The labor market has been flooded for a while, now.  Even during the good times of the mid-2000s, it was an employer's market.  Qualified applicants had to apply for many positions, maybe got a few interviews, but just one job offer.  College students fought over internships to the point where industries took advantage of the scarcity of internships and made the positions unpaid, claiming the experience was pay enough.  When the economy declined, even more people entered the labor market due to layoffs, fewer openings for recent graduates, etc., but not only did the supply of labor go up, the demand went down.  Given typical supply and demand curves, the price of labor should fall, but it hasn't.

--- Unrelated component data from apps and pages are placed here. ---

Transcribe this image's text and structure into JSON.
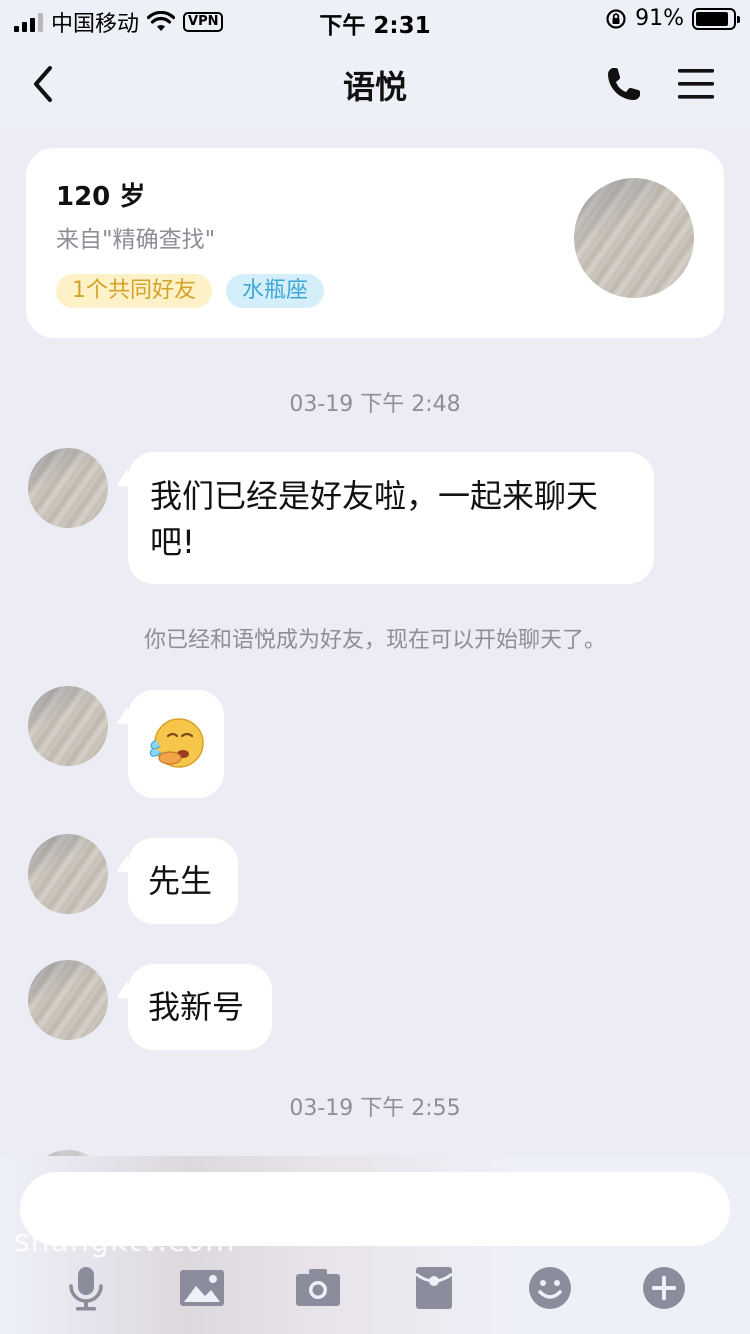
{
  "status_bar": {
    "carrier": "中国移动",
    "vpn": "VPN",
    "time": "下午 2:31",
    "battery_percent": "91%"
  },
  "nav": {
    "title": "语悦"
  },
  "profile_card": {
    "age": "120 岁",
    "source": "来自\"精确查找\"",
    "tags": [
      "1个共同好友",
      "水瓶座"
    ]
  },
  "messages": {
    "timestamp_1": "03-19 下午 2:48",
    "msg_1": "我们已经是好友啦，一起来聊天吧!",
    "system_1": "你已经和语悦成为好友，现在可以开始聊天了。",
    "msg_3": "先生",
    "msg_4": "我新号",
    "timestamp_2": "03-19 下午 2:55"
  },
  "input": {
    "watermark": "shangktv.com",
    "placeholder": ""
  },
  "toolbar": {
    "icons": [
      "microphone-icon",
      "image-icon",
      "camera-icon",
      "red-packet-icon",
      "emoji-icon",
      "plus-icon"
    ]
  },
  "colors": {
    "background": "#ececf4",
    "tag_friends_bg": "#fdf1c8",
    "tag_friends_text": "#d6a229",
    "tag_zodiac_bg": "#d4eefa",
    "tag_zodiac_text": "#3fa7d8",
    "icon_gray": "#8b8d9c"
  }
}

Part of this is due to government protection of workers through support of labor union monopolies and rights favoring workers.  During the Great Depression, a change in the Supreme Court, along with pro-labor policies and laws from congress, led to the rise of unions, in part because the plight of workers was more sympathetic than businesses.  The price floor the unions created limited the number of jobs available, despite a demand for labor the market would otherwise price cheaper.

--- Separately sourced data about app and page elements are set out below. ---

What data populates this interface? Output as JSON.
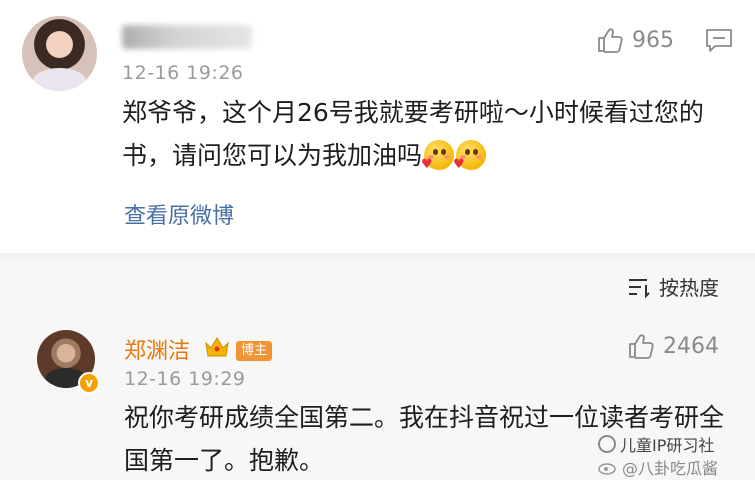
{
  "comment1": {
    "timestamp": "12-16 19:26",
    "like_count": "965",
    "text": "郑爷爷，这个月26号我就要考研啦～小时候看过您的书，请问您可以为我加油吗",
    "view_original_label": "查看原微博"
  },
  "sort": {
    "label": "按热度"
  },
  "comment2": {
    "username": "郑渊洁",
    "badge_label": "博主",
    "verified_mark": "v",
    "timestamp": "12-16 19:29",
    "like_count": "2464",
    "text": "祝你考研成绩全国第二。我在抖音祝过一位读者考研全国第一了。抱歉。"
  },
  "watermarks": {
    "line1": "儿童IP研习社",
    "line2": "@八卦吃瓜酱"
  },
  "colors": {
    "username_orange": "#e8790a",
    "link_blue": "#4a6fa5",
    "host_tag": "#f19436"
  }
}
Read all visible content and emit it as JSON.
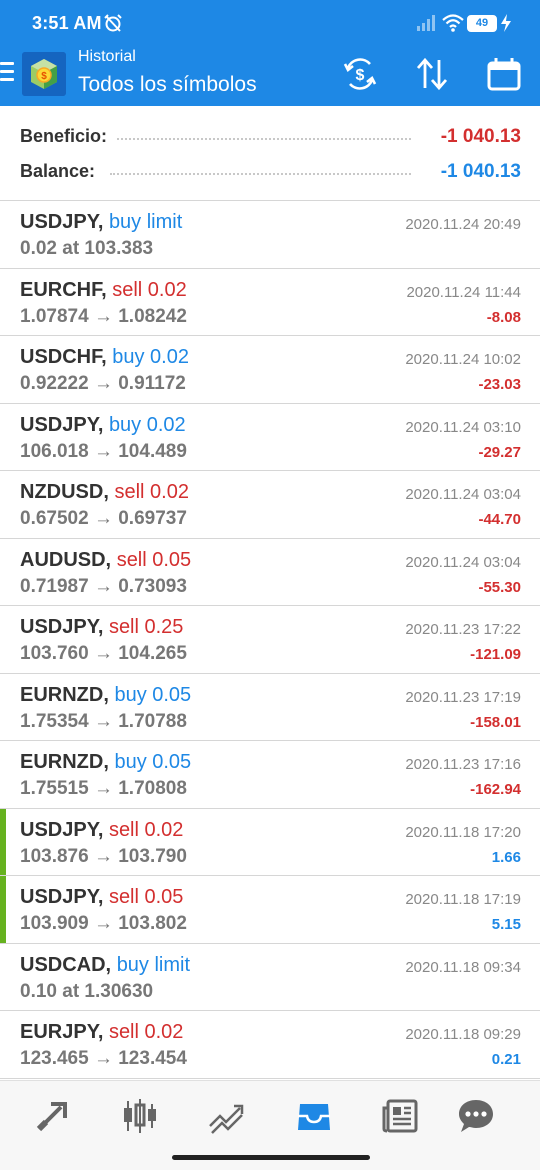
{
  "status_bar": {
    "time": "3:51 AM",
    "battery": "49",
    "icons": [
      "alarm-off-icon",
      "signal-icon",
      "wifi-icon",
      "battery-icon",
      "charging-icon"
    ]
  },
  "toolbar": {
    "subtitle": "Historial",
    "title": "Todos los símbolos",
    "icons": [
      "menu-icon",
      "metatrader-logo",
      "currency-exchange-icon",
      "sort-icon",
      "calendar-icon"
    ]
  },
  "summary": {
    "profit_label": "Beneficio:",
    "profit_value": "-1 040.13",
    "balance_label": "Balance:",
    "balance_value": "-1 040.13"
  },
  "orders": [
    {
      "symbol": "USDJPY,",
      "type": "buy limit",
      "side": "buy",
      "details": "0.02 at 103.383",
      "datetime": "2020.11.24 20:49",
      "profit": "",
      "marked": false
    },
    {
      "symbol": "EURCHF,",
      "type": "sell 0.02",
      "side": "sell",
      "details": "1.07874 → 1.08242",
      "datetime": "2020.11.24 11:44",
      "profit": "-8.08",
      "marked": false
    },
    {
      "symbol": "USDCHF,",
      "type": "buy 0.02",
      "side": "buy",
      "details": "0.92222 → 0.91172",
      "datetime": "2020.11.24 10:02",
      "profit": "-23.03",
      "marked": false
    },
    {
      "symbol": "USDJPY,",
      "type": "buy 0.02",
      "side": "buy",
      "details": "106.018 → 104.489",
      "datetime": "2020.11.24 03:10",
      "profit": "-29.27",
      "marked": false
    },
    {
      "symbol": "NZDUSD,",
      "type": "sell 0.02",
      "side": "sell",
      "details": "0.67502 → 0.69737",
      "datetime": "2020.11.24 03:04",
      "profit": "-44.70",
      "marked": false
    },
    {
      "symbol": "AUDUSD,",
      "type": "sell 0.05",
      "side": "sell",
      "details": "0.71987 → 0.73093",
      "datetime": "2020.11.24 03:04",
      "profit": "-55.30",
      "marked": false
    },
    {
      "symbol": "USDJPY,",
      "type": "sell 0.25",
      "side": "sell",
      "details": "103.760 → 104.265",
      "datetime": "2020.11.23 17:22",
      "profit": "-121.09",
      "marked": false
    },
    {
      "symbol": "EURNZD,",
      "type": "buy 0.05",
      "side": "buy",
      "details": "1.75354 → 1.70788",
      "datetime": "2020.11.23 17:19",
      "profit": "-158.01",
      "marked": false
    },
    {
      "symbol": "EURNZD,",
      "type": "buy 0.05",
      "side": "buy",
      "details": "1.75515 → 1.70808",
      "datetime": "2020.11.23 17:16",
      "profit": "-162.94",
      "marked": false
    },
    {
      "symbol": "USDJPY,",
      "type": "sell 0.02",
      "side": "sell",
      "details": "103.876 → 103.790",
      "datetime": "2020.11.18 17:20",
      "profit": "1.66",
      "marked": true
    },
    {
      "symbol": "USDJPY,",
      "type": "sell 0.05",
      "side": "sell",
      "details": "103.909 → 103.802",
      "datetime": "2020.11.18 17:19",
      "profit": "5.15",
      "marked": true
    },
    {
      "symbol": "USDCAD,",
      "type": "buy limit",
      "side": "buy",
      "details": "0.10 at 1.30630",
      "datetime": "2020.11.18 09:34",
      "profit": "",
      "marked": false
    },
    {
      "symbol": "EURJPY,",
      "type": "sell 0.02",
      "side": "sell",
      "details": "123.465 → 123.454",
      "datetime": "2020.11.18 09:29",
      "profit": "0.21",
      "marked": false
    }
  ],
  "bottom_nav": {
    "items": [
      "quotes-icon",
      "chart-icon",
      "trade-icon",
      "history-icon",
      "news-icon",
      "messages-icon"
    ],
    "active": "history-icon"
  },
  "colors": {
    "brand_blue": "#1e88e5",
    "sell_red": "#d32f2f",
    "loss_red": "#d32f2f",
    "profit_blue": "#1e88e5",
    "marker_green": "#66b21f"
  }
}
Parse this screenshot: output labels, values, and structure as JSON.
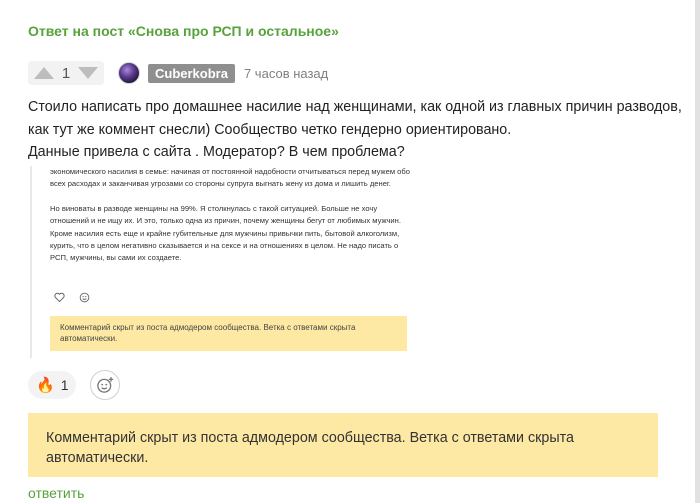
{
  "header": {
    "reply_link": "Ответ на пост «Снова про РСП и остальное»"
  },
  "comment": {
    "rating": "1",
    "username": "Cuberkobra",
    "time": "7 часов назад",
    "text": [
      "Стоило написать про домашнее насилие над женщинами, как одной из главных причин разводов, как тут же коммент снесли) Сообщество четко гендерно ориентировано.",
      "Данные привела с сайта . Модератор? В чем проблема?"
    ]
  },
  "embed": {
    "paragraphs": [
      "экономического насилия в семье: начиная от постоянной надобности отчитываться перед мужем обо всех расходах и заканчивая угрозами со стороны супруга выгнать жену из дома и лишить денег.",
      "Но виноваты в разводе женщины на 99%. Я столкнулась с такой ситуацией. Больше не хочу отношений и не ищу их. И это, только одна из причин, почему женщины бегут от любимых мужчин. Кроме насилия есть еще и крайне губительные для мужчины привычки пить, бытовой алкоголизм, курить, что в целом негативно сказывается и на сексе и на отношениях в целом. Не надо писать о РСП, мужчины, вы сами их создаете."
    ],
    "notice": "Комментарий скрыт из поста адмодером сообщества. Ветка с ответами скрыта автоматически."
  },
  "reactions": {
    "fire_count": "1",
    "fire_emoji": "🔥"
  },
  "notice": "Комментарий скрыт из поста адмодером сообщества. Ветка с ответами скрыта автоматически.",
  "actions": {
    "reply": "ответить"
  },
  "colors": {
    "link_green": "#57a23d",
    "notice_yellow": "#fde9a4",
    "username_bg": "#8f8f8f"
  },
  "icons": {
    "upvote": "arrow-up-icon",
    "downvote": "arrow-down-icon",
    "add_reaction": "smile-plus-icon",
    "like": "heart-icon",
    "emoji": "smile-icon"
  }
}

Not only do liberal (as in free) labor policies lessen unemployment, they lessen recessions.  Given the threat of layoffs, people will prepare for the worst case, not the average case; think of it as employment terrorism.  Purchases of items are put off until they're either needed or the labor market is improving.  Pay cuts distribute the risk--a very socialist goal--through very free-market capitalist mechanisms, supply and demand.  Instead of an entire workforce preparing for the worst, a pay cut obligatorily prepares them for the expected, reducing a hoarding/layoff cascade through economy.

This doesn't work for every sector.  The velocity of money decreases in a recession, and any manufacturer needs to cut back to avoid a large, growing inventory.  Still, while more might not be a good option, better might be, and with cheap labor, a recession is a great time for a company with a solid balance sheet to develop next-generation products at a bargain basement price.

Sunday, February 22, 2009

Goodbye Iraq, hello Afghanistan: why Obama can't bring the troops home

In a word: jobs.  President Obama's latest goal of creating or saving 4 million jobs can't stand to lose the jobs created by the Iraq war.  At recent count, there are 144,000 U.S. troops in Iraq and 190,000 independent contractors.   Given that one third of a million people working in Iraq, between reservists, troops in training, troops currently rotated out of Iraq, defense contractors not working abroad, and 44,000 troops in Afghanistan, wars in the Middle East are easily employing 1 million people.

These jobs are essentially off the table.  The administration can't claim to be saving jobs by not eliminating them, itself; the saved and created jobs need to be in the private sector--something it can't directly control--hence the focus on things like clean energy and infrastructure projects.  It's between a rock and a campaign promise.  Essentially, continued spending and shuffling troops is easier than adding 1 million to the already-tall order of 4 million jobs.